Big Tech Plays Favorites When It Comes to Censorship

At a time when forthright social-media posts are slapped with “fact-check” labels, suppressed, or just plain taken down, why are mainstream media companies getting a free pass when they start to question vaccine imperialism? In recent letters to Meta and Twitter, our attorneys have called out the glaring inconsistencies in the way these platforms are applying their “misinformation” policies.

On March 29, 2022, the very day the CDC authorized a second and third COVID-19 booster injection for certainAmericans, the New York Times (NYT), in a surprising turn, published an article arguing that the scientific evidence for giving a fourth shot was “incomplete, at best, that the only study backing it was “deeply flawed,” and that “most people are already well protected from severe illness.” It posted links to the piece on both Meta/Facebook and Twitter.

In the article titled, “Should You Get Another Covid Booster?,” the NYT took aim at Pfizer and Moderna for plugging the idea “without much evidence to back up their claims” and at the FDA for going along with this. The article even discussed “disadvantages” of another dose such as “diminishing results” and “side effects like fever, headache, fatigue and joint aches.”

Why, then, did Meta not sanction NYT for content that “implicitly discourages vaccination” or for material “promoting that others not get the COVID-19 vaccine,” as set out in its “vaccine misinformation” rules?

As our attorneys wrote to Meta, “Meta is clearly allowing this Article from a prominent news media company to existon its platform when the Article directly contradicts America’s key public-health infrastructure organization—the CDC—even though Meta has taken action against countless other users who have posed similar questions or viewpoints thatdiffer from the FDA and CDC recommendations.”

ICAN made similar observations in a separate letter to Twitter, this time questioning why the NYT got a free pass when Twitter has been far more punitive with other users who, for example, merely “highlight facts in official government data.” For example, Twitter labeled as “misleading” a tweet that posted a link to the U.K.’s Office for National Statistics (ONS) website because the tweet repeated the headline of an article analyzing the data:  “Deaths among Teenage Boys have increased by 63% in the UK since they started getting the Covid-19 Vaccine according to ONS data.”

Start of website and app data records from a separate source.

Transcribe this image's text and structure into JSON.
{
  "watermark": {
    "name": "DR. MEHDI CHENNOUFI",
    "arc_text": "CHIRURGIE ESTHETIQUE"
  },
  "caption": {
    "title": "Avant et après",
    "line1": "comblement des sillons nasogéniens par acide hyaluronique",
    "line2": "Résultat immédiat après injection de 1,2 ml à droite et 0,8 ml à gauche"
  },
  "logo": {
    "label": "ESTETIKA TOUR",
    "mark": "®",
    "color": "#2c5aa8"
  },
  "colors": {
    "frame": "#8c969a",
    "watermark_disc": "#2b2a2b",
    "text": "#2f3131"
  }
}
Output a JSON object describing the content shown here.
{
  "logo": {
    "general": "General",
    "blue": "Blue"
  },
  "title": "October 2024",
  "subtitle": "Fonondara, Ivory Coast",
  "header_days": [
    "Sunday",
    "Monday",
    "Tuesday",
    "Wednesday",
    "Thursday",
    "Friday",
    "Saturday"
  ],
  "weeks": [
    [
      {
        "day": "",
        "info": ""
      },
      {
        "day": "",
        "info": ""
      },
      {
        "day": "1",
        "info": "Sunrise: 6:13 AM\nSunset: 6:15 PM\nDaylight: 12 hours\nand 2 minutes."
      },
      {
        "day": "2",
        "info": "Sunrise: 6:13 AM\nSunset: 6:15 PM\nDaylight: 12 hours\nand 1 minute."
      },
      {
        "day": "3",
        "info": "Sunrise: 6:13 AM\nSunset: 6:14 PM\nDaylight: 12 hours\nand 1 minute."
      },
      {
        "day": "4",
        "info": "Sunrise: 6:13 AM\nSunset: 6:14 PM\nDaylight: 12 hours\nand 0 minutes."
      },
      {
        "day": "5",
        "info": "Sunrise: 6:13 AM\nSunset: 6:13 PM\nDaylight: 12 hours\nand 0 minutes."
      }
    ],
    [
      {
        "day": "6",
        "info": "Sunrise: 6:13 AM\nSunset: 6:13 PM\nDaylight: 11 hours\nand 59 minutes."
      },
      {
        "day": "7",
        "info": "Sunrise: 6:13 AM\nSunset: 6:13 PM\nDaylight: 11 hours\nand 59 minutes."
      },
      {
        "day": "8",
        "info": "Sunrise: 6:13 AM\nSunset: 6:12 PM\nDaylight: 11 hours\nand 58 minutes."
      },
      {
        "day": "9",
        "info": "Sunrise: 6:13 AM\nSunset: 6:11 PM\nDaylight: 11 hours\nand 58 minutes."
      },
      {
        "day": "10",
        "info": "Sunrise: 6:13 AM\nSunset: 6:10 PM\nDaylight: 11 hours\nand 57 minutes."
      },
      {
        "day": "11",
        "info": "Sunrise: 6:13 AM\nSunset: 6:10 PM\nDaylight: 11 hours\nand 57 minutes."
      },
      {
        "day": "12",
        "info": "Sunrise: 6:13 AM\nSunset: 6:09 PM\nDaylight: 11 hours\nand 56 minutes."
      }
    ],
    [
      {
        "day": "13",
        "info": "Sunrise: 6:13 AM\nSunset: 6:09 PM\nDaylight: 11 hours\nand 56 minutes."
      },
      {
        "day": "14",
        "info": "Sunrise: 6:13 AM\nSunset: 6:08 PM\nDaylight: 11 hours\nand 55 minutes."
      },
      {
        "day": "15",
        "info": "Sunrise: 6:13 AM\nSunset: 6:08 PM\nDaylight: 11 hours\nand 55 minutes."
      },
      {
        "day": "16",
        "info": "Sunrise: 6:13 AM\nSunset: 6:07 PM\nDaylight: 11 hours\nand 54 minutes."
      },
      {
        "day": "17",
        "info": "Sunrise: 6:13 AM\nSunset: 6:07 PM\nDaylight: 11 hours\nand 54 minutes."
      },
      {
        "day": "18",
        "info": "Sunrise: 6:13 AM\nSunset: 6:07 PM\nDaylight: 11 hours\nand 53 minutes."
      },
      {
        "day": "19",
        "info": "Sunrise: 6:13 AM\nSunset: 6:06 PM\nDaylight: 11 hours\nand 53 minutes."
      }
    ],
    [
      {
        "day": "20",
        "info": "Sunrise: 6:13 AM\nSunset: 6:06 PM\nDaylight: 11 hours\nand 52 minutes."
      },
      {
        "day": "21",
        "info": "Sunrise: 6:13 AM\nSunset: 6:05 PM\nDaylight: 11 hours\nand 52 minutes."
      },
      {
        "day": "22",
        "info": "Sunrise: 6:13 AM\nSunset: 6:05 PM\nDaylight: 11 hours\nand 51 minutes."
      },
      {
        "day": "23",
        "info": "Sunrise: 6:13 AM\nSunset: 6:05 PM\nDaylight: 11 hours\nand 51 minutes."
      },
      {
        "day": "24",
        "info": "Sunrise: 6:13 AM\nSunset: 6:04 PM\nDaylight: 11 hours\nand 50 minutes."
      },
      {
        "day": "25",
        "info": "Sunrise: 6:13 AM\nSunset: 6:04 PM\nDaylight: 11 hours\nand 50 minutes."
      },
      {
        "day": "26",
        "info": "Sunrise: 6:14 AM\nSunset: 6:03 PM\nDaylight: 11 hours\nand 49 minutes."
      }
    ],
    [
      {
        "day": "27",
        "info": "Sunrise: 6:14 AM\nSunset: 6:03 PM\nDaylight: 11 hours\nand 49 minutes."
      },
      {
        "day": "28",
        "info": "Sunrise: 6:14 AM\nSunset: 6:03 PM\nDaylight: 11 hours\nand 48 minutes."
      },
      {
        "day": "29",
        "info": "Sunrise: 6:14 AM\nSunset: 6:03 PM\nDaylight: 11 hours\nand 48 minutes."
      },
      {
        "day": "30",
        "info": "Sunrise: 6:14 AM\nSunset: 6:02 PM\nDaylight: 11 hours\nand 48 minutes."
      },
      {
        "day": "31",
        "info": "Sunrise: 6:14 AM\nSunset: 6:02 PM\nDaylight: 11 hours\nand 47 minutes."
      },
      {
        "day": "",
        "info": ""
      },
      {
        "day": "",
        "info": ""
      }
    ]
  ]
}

So it seems the NYT can freely back-pedal on its earlier narratives that cheerled, defended, and pushed at any cost COVID injections, while less favored outlets and individuals must endure the slings and arrows of big-tech censorship. As our attorneys’ letters demanded, these platforms must explain why they are inconsistently and unfairly enforcing theirCOVID‑19 policies among users. If Meta and Twitter can exhibit such favoritism in applying their own rules, then those rules were disingenuous in the first place!